A front load washing machine with a wicker basket on top of it.

Step 5: Clean the drain filter

Unplug your washing machine, then remove the drain filter cover. Remove the filter by unscrewing it or gently prying it with a screwdriver, then wipe it down with a soft cloth or use a toothbrush to sweep away debris. Soak the filter in hot water for 10 minutes, then replace the filter and filter cover.

Step 6: Remove and snake the drain hose

Place a bucket and towels underneath the area where the washing machine drain hose attaches to the appliance. Use a screwdriver to loosen the clamp that holds the drain hose on, then remove the drain hose from the washing machine. Remove the other end of the drain hose from the drain pipe.

Ensure that the drain hose is fully detached, then snake the drain with a plumbing snake.
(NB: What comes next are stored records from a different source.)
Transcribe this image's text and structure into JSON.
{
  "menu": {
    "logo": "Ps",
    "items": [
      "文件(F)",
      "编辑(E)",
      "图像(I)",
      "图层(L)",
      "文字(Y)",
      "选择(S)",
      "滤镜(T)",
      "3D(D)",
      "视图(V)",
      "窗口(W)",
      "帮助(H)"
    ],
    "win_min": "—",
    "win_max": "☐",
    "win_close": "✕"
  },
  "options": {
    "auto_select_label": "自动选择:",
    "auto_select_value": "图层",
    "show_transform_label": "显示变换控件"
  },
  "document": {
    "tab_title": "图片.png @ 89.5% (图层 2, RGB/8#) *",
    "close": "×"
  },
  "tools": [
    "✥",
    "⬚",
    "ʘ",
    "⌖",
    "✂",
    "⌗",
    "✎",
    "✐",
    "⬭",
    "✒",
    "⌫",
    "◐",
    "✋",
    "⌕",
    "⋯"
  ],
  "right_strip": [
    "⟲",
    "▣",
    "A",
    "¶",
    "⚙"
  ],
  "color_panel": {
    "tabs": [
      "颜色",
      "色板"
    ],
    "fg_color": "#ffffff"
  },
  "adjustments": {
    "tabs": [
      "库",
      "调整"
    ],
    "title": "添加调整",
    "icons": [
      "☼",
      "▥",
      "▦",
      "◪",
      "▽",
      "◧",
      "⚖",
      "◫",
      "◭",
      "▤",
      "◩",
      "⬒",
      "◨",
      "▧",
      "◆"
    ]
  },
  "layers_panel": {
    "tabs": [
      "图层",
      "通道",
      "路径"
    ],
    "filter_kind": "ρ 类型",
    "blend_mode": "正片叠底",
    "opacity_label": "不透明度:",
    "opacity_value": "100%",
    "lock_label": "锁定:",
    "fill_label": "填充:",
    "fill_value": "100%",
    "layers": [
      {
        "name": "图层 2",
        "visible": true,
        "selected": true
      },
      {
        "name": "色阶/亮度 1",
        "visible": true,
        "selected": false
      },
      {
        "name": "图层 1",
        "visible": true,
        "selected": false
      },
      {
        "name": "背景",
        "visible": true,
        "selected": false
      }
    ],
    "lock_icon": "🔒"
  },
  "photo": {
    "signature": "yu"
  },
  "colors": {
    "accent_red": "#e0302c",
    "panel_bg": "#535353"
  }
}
Remove and clean the drain snake, then repeat the process until all clogs are removed. Reattach the drain hose to the washer and drain pipe, ensuring that the clamps are secure to prevent leaks.

Step 7: Wipe down the washing machine door and exterior

Wipe down the outside of the washing machine and control panel, as well as the outside of the washing machine door. Next, open the washing machine door and wipe down the inner glass. Close the door and plug the washing machine back in.

Can I run vinegar through my front load washer?

White vinegar is safe to use in your front load washing machine to help clean and deodorize. However, it may not remove all of the buildup that can stick to your washing machine drum, pump or drain. Most manufacturers recommend specially formulated washing machine cleaners to ensure that residue is swept away.

What is the best cleaner for rubber seals on washing machines?

Harsh or abrasive cleaners should be avoided when cleaning washing machine door gaskets, as they can cause damage. Use hot, soapy water for regular cleaning or vinegar and baking soda to help deodorize. A 10% bleach solution can be used to remove mold.

Keep your laundry appliances clean with affresh® products

Whether you’re cleaning a front load washing machine or a countertop coffee maker, affresh® products can help you reach the parts of your appliance that you can’t see. Specially formulated to break down residue and hard water minerals, affresh® appliance cleaners are available for both kitchen and laundry appliances to help you get the job done.

A person holding a box of affresh® washing machine cleaner tablets.